Problem details => Find the word "description" in the data, then copy each line where it is found.

Recorded information =>
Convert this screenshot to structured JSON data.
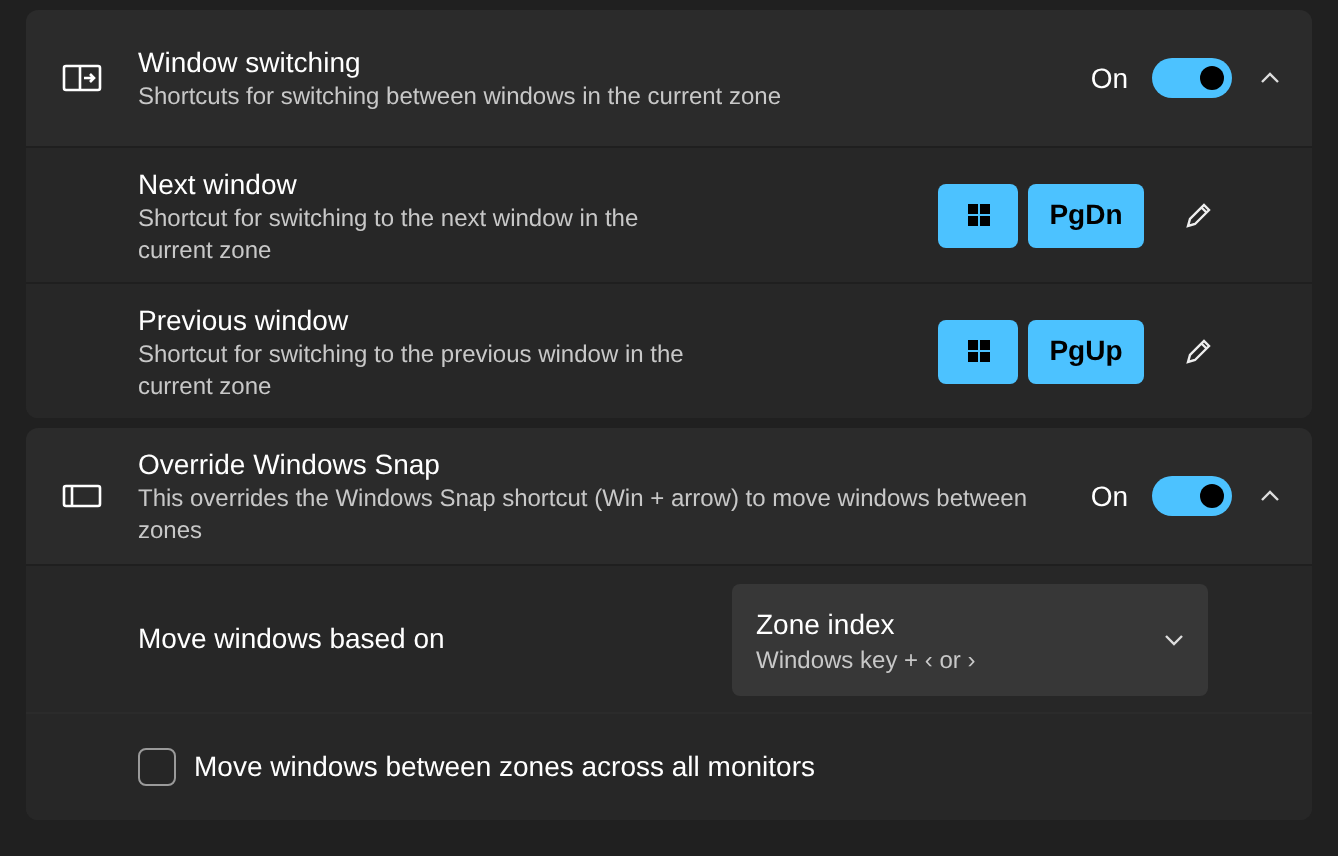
{
  "sections": [
    {
      "kind": "window-switch",
      "title": "Window switching",
      "description": "Shortcuts for switching between windows in the current zone",
      "state_label": "On",
      "on": true,
      "expanded": true,
      "rows": [
        {
          "kind": "shortcut",
          "title": "Next window",
          "description": "Shortcut for switching to the next window in the current zone",
          "keys": [
            {
              "kind": "windows"
            },
            {
              "kind": "text",
              "label": "PgDn"
            }
          ]
        },
        {
          "kind": "shortcut",
          "title": "Previous window",
          "description": "Shortcut for switching to the previous window in the current zone",
          "keys": [
            {
              "kind": "windows"
            },
            {
              "kind": "text",
              "label": "PgUp"
            }
          ]
        }
      ]
    },
    {
      "kind": "snap",
      "title": "Override Windows Snap",
      "description": "This overrides the Windows Snap shortcut (Win + arrow) to move windows between zones",
      "state_label": "On",
      "on": true,
      "expanded": true,
      "rows": [
        {
          "kind": "dropdown",
          "title": "Move windows based on",
          "value": "Zone index",
          "hint": "Windows key + ‹ or ›"
        },
        {
          "kind": "checkbox",
          "title": "Move windows between zones across all monitors",
          "checked": false
        }
      ]
    }
  ]
}
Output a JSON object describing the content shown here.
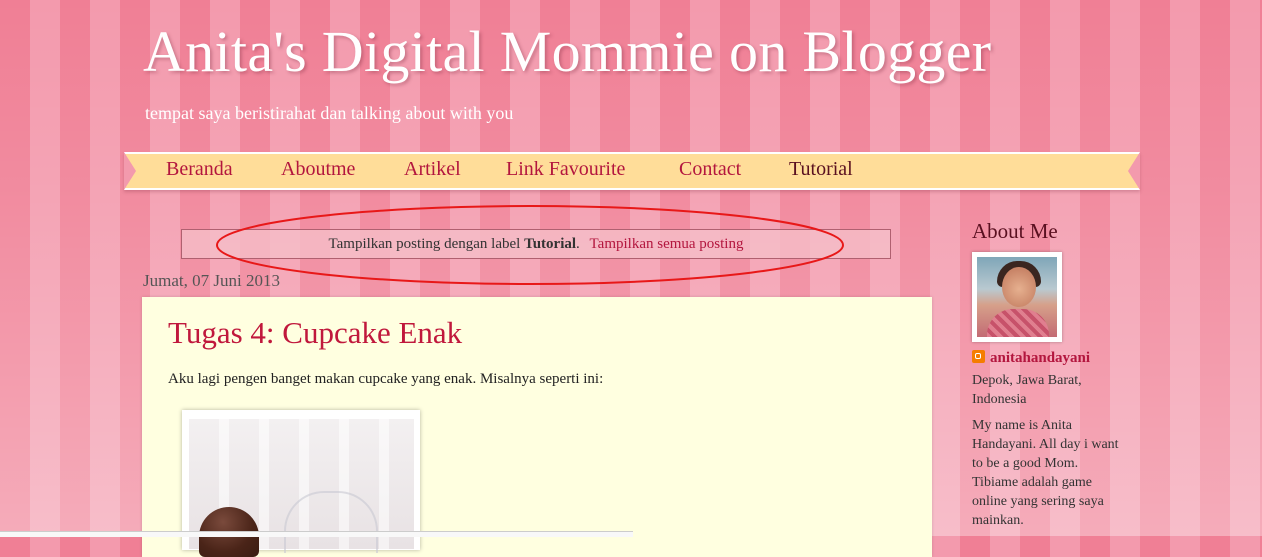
{
  "header": {
    "title": "Anita's Digital Mommie on Blogger",
    "description": "tempat saya beristirahat dan talking about with you"
  },
  "nav": {
    "items": [
      {
        "label": "Beranda"
      },
      {
        "label": "Aboutme"
      },
      {
        "label": "Artikel"
      },
      {
        "label": "Link Favourite"
      },
      {
        "label": "Contact"
      },
      {
        "label": "Tutorial",
        "active": true
      }
    ]
  },
  "status": {
    "prefix": "Tampilkan posting dengan label",
    "label": "Tutorial",
    "period": ".",
    "show_all": "Tampilkan semua posting"
  },
  "post": {
    "date": "Jumat, 07 Juni 2013",
    "title": "Tugas 4: Cupcake Enak",
    "body": "Aku lagi pengen banget makan cupcake yang enak.  Misalnya seperti ini:"
  },
  "sidebar": {
    "about_title": "About Me",
    "profile_name": "anitahandayani",
    "location": "Depok, Jawa Barat, Indonesia",
    "about_text": "My name is Anita Handayani. All day i want to be a good Mom. Tibiame adalah game online yang sering saya mainkan."
  },
  "colors": {
    "stripe_dark": "#f07f95",
    "stripe_light": "#f39aad",
    "nav_background": "#ffdd99",
    "link": "#b3163e",
    "post_background": "#ffffe0",
    "annotation": "#e81818"
  }
}
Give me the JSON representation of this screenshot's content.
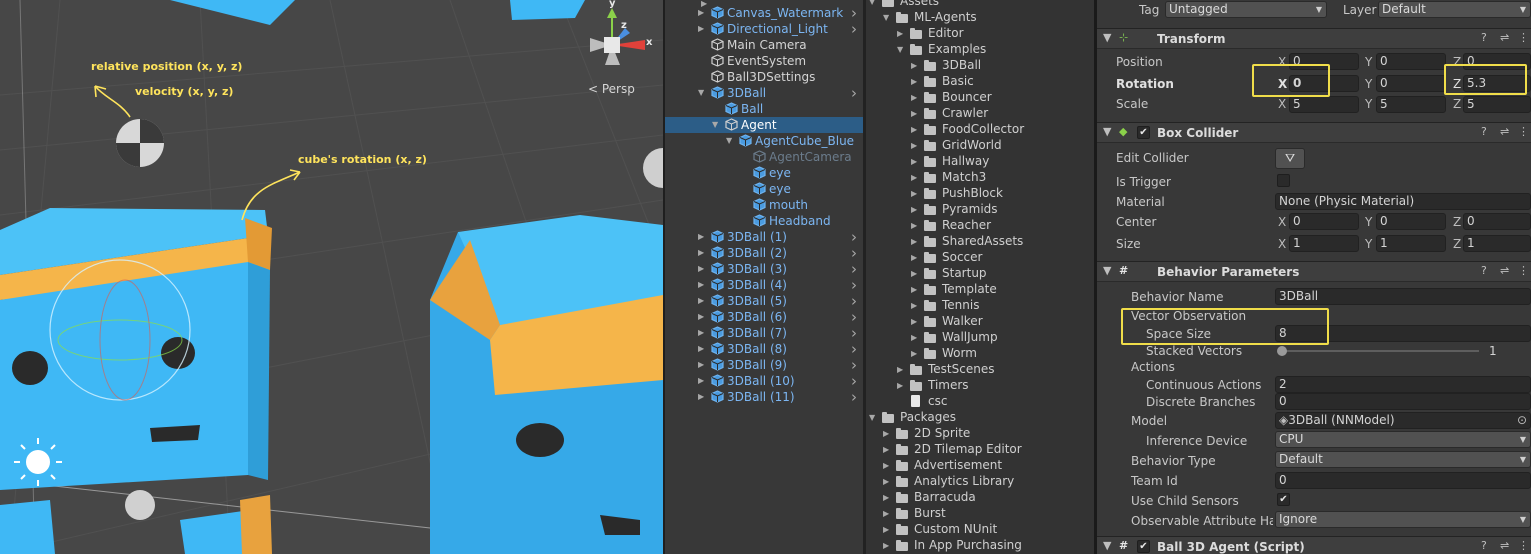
{
  "scene": {
    "annotations": {
      "relative_position": "relative position (x, y, z)",
      "velocity": "velocity (x, y, z)",
      "cube_rotation": "cube's rotation (x, z)"
    },
    "gizmo": {
      "y": "y",
      "z": "z",
      "x": "x"
    },
    "projection_label": "< Persp",
    "annotation_color": "#ffe45c",
    "cube_color": "#3fb8f5",
    "headband_color": "#f5b54a"
  },
  "hierarchy": {
    "items": [
      {
        "label": "Canvas_Watermark",
        "style": "blue"
      },
      {
        "label": "Directional_Light",
        "style": "blue"
      },
      {
        "label": "Main Camera",
        "style": "normal"
      },
      {
        "label": "EventSystem",
        "style": "normal"
      },
      {
        "label": "Ball3DSettings",
        "style": "normal"
      },
      {
        "label": "3DBall",
        "style": "blue"
      },
      {
        "label": "Ball",
        "style": "blue"
      },
      {
        "label": "Agent",
        "style": "normal"
      },
      {
        "label": "AgentCube_Blue",
        "style": "blue"
      },
      {
        "label": "AgentCamera",
        "style": "grey"
      },
      {
        "label": "eye",
        "style": "blue"
      },
      {
        "label": "eye",
        "style": "blue"
      },
      {
        "label": "mouth",
        "style": "blue"
      },
      {
        "label": "Headband",
        "style": "blue"
      },
      {
        "label": "3DBall (1)",
        "style": "blue"
      },
      {
        "label": "3DBall (2)",
        "style": "blue"
      },
      {
        "label": "3DBall (3)",
        "style": "blue"
      },
      {
        "label": "3DBall (4)",
        "style": "blue"
      },
      {
        "label": "3DBall (5)",
        "style": "blue"
      },
      {
        "label": "3DBall (6)",
        "style": "blue"
      },
      {
        "label": "3DBall (7)",
        "style": "blue"
      },
      {
        "label": "3DBall (8)",
        "style": "blue"
      },
      {
        "label": "3DBall (9)",
        "style": "blue"
      },
      {
        "label": "3DBall (10)",
        "style": "blue"
      },
      {
        "label": "3DBall (11)",
        "style": "blue"
      }
    ],
    "selected": "Agent"
  },
  "project": {
    "assets_label": "Assets",
    "ml_agents": "ML-Agents",
    "editor": "Editor",
    "examples": "Examples",
    "example_folders": [
      "3DBall",
      "Basic",
      "Bouncer",
      "Crawler",
      "FoodCollector",
      "GridWorld",
      "Hallway",
      "Match3",
      "PushBlock",
      "Pyramids",
      "Reacher",
      "SharedAssets",
      "Soccer",
      "Startup",
      "Template",
      "Tennis",
      "Walker",
      "WallJump",
      "Worm"
    ],
    "test_scenes": "TestScenes",
    "timers": "Timers",
    "csc": "csc",
    "packages_label": "Packages",
    "packages": [
      "2D Sprite",
      "2D Tilemap Editor",
      "Advertisement",
      "Analytics Library",
      "Barracuda",
      "Burst",
      "Custom NUnit",
      "In App Purchasing"
    ]
  },
  "inspector": {
    "tag_label": "Tag",
    "tag_value": "Untagged",
    "layer_label": "Layer",
    "layer_value": "Default",
    "transform": {
      "title": "Transform",
      "position": {
        "label": "Position",
        "x": "0",
        "y": "0",
        "z": "0"
      },
      "rotation": {
        "label": "Rotation",
        "x": "0",
        "y": "0",
        "z": "5.3"
      },
      "scale": {
        "label": "Scale",
        "x": "5",
        "y": "5",
        "z": "5"
      }
    },
    "box_collider": {
      "title": "Box Collider",
      "edit_collider": "Edit Collider",
      "is_trigger": "Is Trigger",
      "material_label": "Material",
      "material_value": "None (Physic Material)",
      "center": {
        "label": "Center",
        "x": "0",
        "y": "0",
        "z": "0"
      },
      "size": {
        "label": "Size",
        "x": "1",
        "y": "1",
        "z": "1"
      }
    },
    "behavior": {
      "title": "Behavior Parameters",
      "behavior_name_label": "Behavior Name",
      "behavior_name_value": "3DBall",
      "vector_observation": "Vector Observation",
      "space_size_label": "Space Size",
      "space_size_value": "8",
      "stacked_vectors_label": "Stacked Vectors",
      "stacked_vectors_value": "1",
      "actions": "Actions",
      "continuous_label": "Continuous Actions",
      "continuous_value": "2",
      "discrete_label": "Discrete Branches",
      "discrete_value": "0",
      "model_label": "Model",
      "model_value": "3DBall (NNModel)",
      "inference_label": "Inference Device",
      "inference_value": "CPU",
      "behavior_type_label": "Behavior Type",
      "behavior_type_value": "Default",
      "team_id_label": "Team Id",
      "team_id_value": "0",
      "child_sensors_label": "Use Child Sensors",
      "observable_label": "Observable Attribute Hand",
      "observable_value": "Ignore"
    },
    "agent_script": {
      "title": "Ball 3D Agent (Script)"
    },
    "highlight_color": "#f0dd4a"
  }
}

Response for this exercise =>
      "description": "Shortcuts for switching between windows in the current zone",
          "description": "Shortcut for switching to the next window in the current zone",
          "description": "Shortcut for switching to the previous window in the current zone",
      "description": "This overrides the Windows Snap shortcut (Win + arrow) to move windows between zones",
    "description": "tempat saya beristirahat dan talking about with you"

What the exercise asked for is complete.